Records provided:

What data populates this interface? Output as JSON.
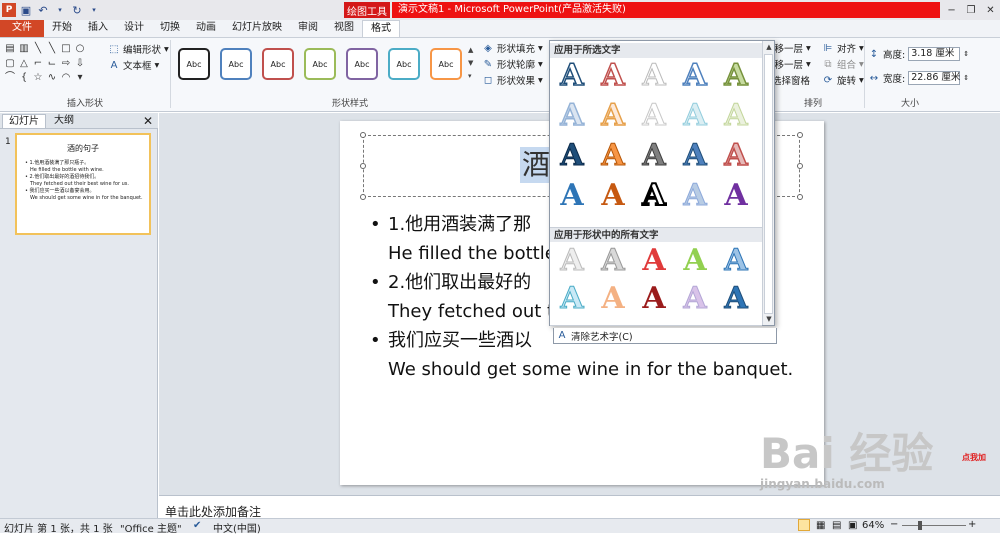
{
  "window": {
    "title": "演示文稿1 - Microsoft PowerPoint(产品激活失败)",
    "context_tab_group": "绘图工具"
  },
  "tabs": [
    "文件",
    "开始",
    "插入",
    "设计",
    "切换",
    "动画",
    "幻灯片放映",
    "审阅",
    "视图",
    "格式"
  ],
  "ribbon": {
    "insert_shapes": {
      "label": "插入形状",
      "edit_shape": "编辑形状",
      "text_box": "文本框"
    },
    "shape_styles": {
      "label": "形状样式",
      "sample": "Abc",
      "fill": "形状填充",
      "outline": "形状轮廓",
      "effects": "形状效果"
    },
    "arrange": {
      "label": "排列",
      "bring_forward": "上移一层",
      "send_backward": "下移一层",
      "selection_pane": "选择窗格",
      "align": "对齐",
      "group": "组合",
      "rotate": "旋转"
    },
    "size": {
      "label": "大小",
      "height_label": "高度:",
      "height": "3.18 厘米",
      "width_label": "宽度:",
      "width": "22.86 厘米"
    }
  },
  "gallery": {
    "section1": "应用于所选文字",
    "section2": "应用于形状中的所有文字",
    "clear": "清除艺术字(C)",
    "letter": "A"
  },
  "left_pane": {
    "tab_slides": "幻灯片",
    "tab_outline": "大纲",
    "slide_number": "1"
  },
  "thumbnail": {
    "title": "酒的句子",
    "lines": [
      "• 1.他用酒装满了那只瓶子。",
      "He filled the bottle with wine.",
      "• 2.他们取出最好的酒招待我们。",
      "They fetched out their best wine for us.",
      "• 我们应买一些酒以备宴会用。",
      "We should get some wine in for the banquet."
    ]
  },
  "slide": {
    "title_visible": "酒",
    "bullets": [
      {
        "cn": "1.他用酒装满了那",
        "en": "He filled the bottle"
      },
      {
        "cn": "2.他们取出最好的",
        "en": "They fetched out t"
      },
      {
        "cn": "我们应买一些酒以",
        "en": "We should get some wine in for the banquet."
      }
    ]
  },
  "notes_placeholder": "单击此处添加备注",
  "status": {
    "slide_info": "幻灯片 第 1 张，共 1 张",
    "theme": "\"Office 主题\"",
    "language": "中文(中国)",
    "zoom": "64%"
  },
  "watermark": {
    "brand": "Bai 经验",
    "url": "jingyan.baidu.com",
    "badge": "点我加"
  },
  "colors": {
    "file_tab": "#d24726",
    "context_red": "#ee1111",
    "selection": "#c6d9f0"
  }
}
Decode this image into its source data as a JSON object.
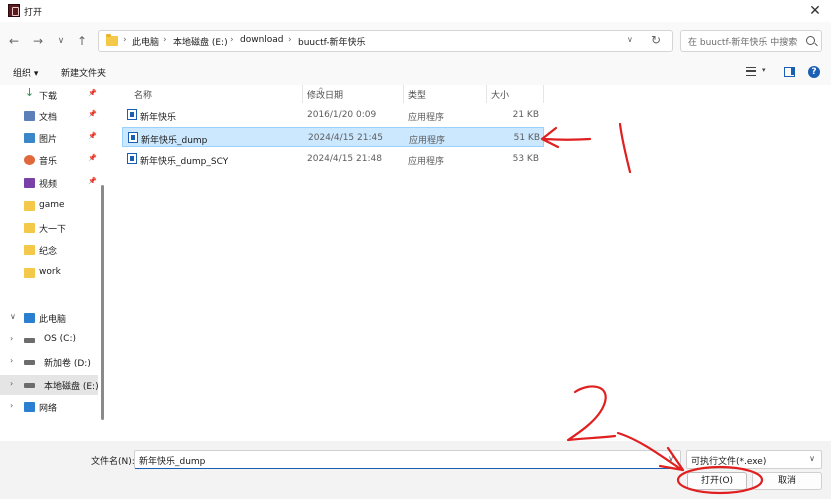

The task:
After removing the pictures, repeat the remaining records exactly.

Written response:
What data populates this interface? Output as JSON.
{
  "window": {
    "title": "演示文稿1 - Microsoft PowerPoint(产品激活失败)",
    "context_tab_group": "绘图工具"
  },
  "tabs": [
    "文件",
    "开始",
    "插入",
    "设计",
    "切换",
    "动画",
    "幻灯片放映",
    "审阅",
    "视图",
    "格式"
  ],
  "ribbon": {
    "insert_shapes": {
      "label": "插入形状",
      "edit_shape": "编辑形状",
      "text_box": "文本框"
    },
    "shape_styles": {
      "label": "形状样式",
      "sample": "Abc",
      "fill": "形状填充",
      "outline": "形状轮廓",
      "effects": "形状效果"
    },
    "arrange": {
      "label": "排列",
      "bring_forward": "上移一层",
      "send_backward": "下移一层",
      "selection_pane": "选择窗格",
      "align": "对齐",
      "group": "组合",
      "rotate": "旋转"
    },
    "size": {
      "label": "大小",
      "height_label": "高度:",
      "height": "3.18 厘米",
      "width_label": "宽度:",
      "width": "22.86 厘米"
    }
  },
  "gallery": {
    "section1": "应用于所选文字",
    "section2": "应用于形状中的所有文字",
    "clear": "清除艺术字(C)",
    "letter": "A"
  },
  "left_pane": {
    "tab_slides": "幻灯片",
    "tab_outline": "大纲",
    "slide_number": "1"
  },
  "thumbnail": {
    "title": "酒的句子",
    "lines": [
      "• 1.他用酒装满了那只瓶子。",
      "He filled the bottle with wine.",
      "• 2.他们取出最好的酒招待我们。",
      "They fetched out their best wine for us.",
      "• 我们应买一些酒以备宴会用。",
      "We should get some wine in for the banquet."
    ]
  },
  "slide": {
    "title_visible": "酒",
    "bullets": [
      {
        "cn": "1.他用酒装满了那",
        "en": "He filled the bottle"
      },
      {
        "cn": "2.他们取出最好的",
        "en": "They fetched out t"
      },
      {
        "cn": "我们应买一些酒以",
        "en": "We should get some wine in for the banquet."
      }
    ]
  },
  "notes_placeholder": "单击此处添加备注",
  "status": {
    "slide_info": "幻灯片 第 1 张，共 1 张",
    "theme": "\"Office 主题\"",
    "language": "中文(中国)",
    "zoom": "64%"
  },
  "watermark": {
    "brand": "Bai 经验",
    "url": "jingyan.baidu.com",
    "badge": "点我加"
  },
  "colors": {
    "file_tab": "#d24726",
    "context_red": "#ee1111",
    "selection": "#c6d9f0"
  }
}
Decode this image into its source data as a JSON object.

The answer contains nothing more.